Choice, June, 1994, review of Spectacular Politics, p. 1592; October, 1997, review of Popular Fiction by Women, 1660-1730: An Anthology, p. 300.
Journal of English and Germanic Philology, January, 1996, Anthony Kaufman, review of Spectacular Politics, p. 126.
London Review of Books, March 16, 2000, Inga Clendinnen, review of Reflections on Biography, pp. 9-10.
New York Times Book Review, January 14, 1990, Pat Rogers, review of Daniel Defoe: His Life, pp. 11-12.
Review of English Studies, May, 1996, Jane Moody, review of Spectacular Politics, p. 262; August, 1998, Sarah Prescott, review of Popular Fiction by Women, 1660-1730, p. 331.

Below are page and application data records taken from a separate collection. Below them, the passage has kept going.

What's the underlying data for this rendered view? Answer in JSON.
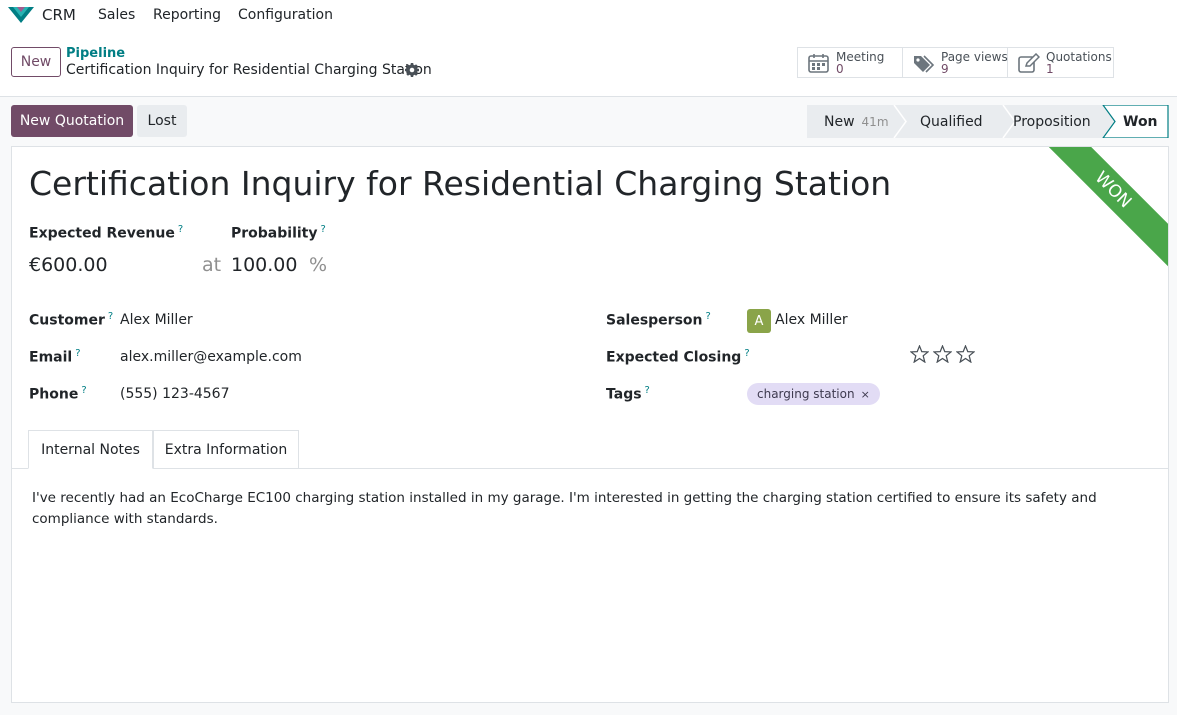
{
  "navbar": {
    "app_name": "CRM",
    "menu": [
      "Sales",
      "Reporting",
      "Configuration"
    ]
  },
  "control": {
    "new_label": "New",
    "breadcrumb_parent": "Pipeline",
    "breadcrumb_current": "Certification Inquiry for Residential Charging Station",
    "smart_buttons": [
      {
        "label": "Meeting",
        "value": "0",
        "icon": "calendar-icon"
      },
      {
        "label": "Page views",
        "value": "9",
        "icon": "tags-icon"
      },
      {
        "label": "Quotations",
        "value": "1",
        "icon": "edit-icon"
      }
    ]
  },
  "actions": {
    "new_quotation": "New Quotation",
    "lost": "Lost"
  },
  "stages": [
    {
      "label": "New",
      "duration": "41m"
    },
    {
      "label": "Qualified"
    },
    {
      "label": "Proposition"
    },
    {
      "label": "Won"
    }
  ],
  "record": {
    "ribbon": "WON",
    "title": "Certification Inquiry for Residential Charging Station",
    "expected_revenue_label": "Expected Revenue",
    "expected_revenue": "€600.00",
    "at": "at",
    "probability_label": "Probability",
    "probability": "100.00",
    "percent": "%",
    "customer_label": "Customer",
    "customer": "Alex Miller",
    "email_label": "Email",
    "email": "alex.miller@example.com",
    "phone_label": "Phone",
    "phone": "(555) 123-4567",
    "salesperson_label": "Salesperson",
    "salesperson_initial": "A",
    "salesperson": "Alex Miller",
    "expected_closing_label": "Expected Closing",
    "priority_stars": 0,
    "tags_label": "Tags",
    "tags": [
      "charging station"
    ],
    "tag_remove": "×",
    "help_mark": "?"
  },
  "tabs": [
    "Internal Notes",
    "Extra Information"
  ],
  "note": "I've recently had an EcoCharge EC100 charging station installed in my garage. I'm interested in getting the charging station certified to ensure its safety and compliance with standards.",
  "colors": {
    "brand": "#714b67",
    "link": "#017e84",
    "won_ribbon": "#4aa64a",
    "tag_bg": "#e2dcf5",
    "avatar_bg": "#8aa449"
  }
}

Times Literary Supplement, May 13, 1994, review of Spectacular Politics, p. 22; March 21, 1997, review of Popular Fiction by Women, 1660-1730, p. 8.
Washington Post Book World, December 10, 1989, John Kenyon, review of Daniel Defoe: His Life, p. 15.
Washington Times, September 18, 1989, Bruce Redford, review of Daniel Defoe: His Life, pp. E7, E10.
Wordsworth Circle, autumn, 2006, Stephen C. Behrendt, review of Eighteenth-Century Women Poets and Their Poetry: Inventing Agency, Inventing Genre, p. 243.
Eighteenth Century Intelligencer,http://www.jimandellen.org/ (November 19, 2007), review of Eighteenth-Century Women Poets and Their Poetry.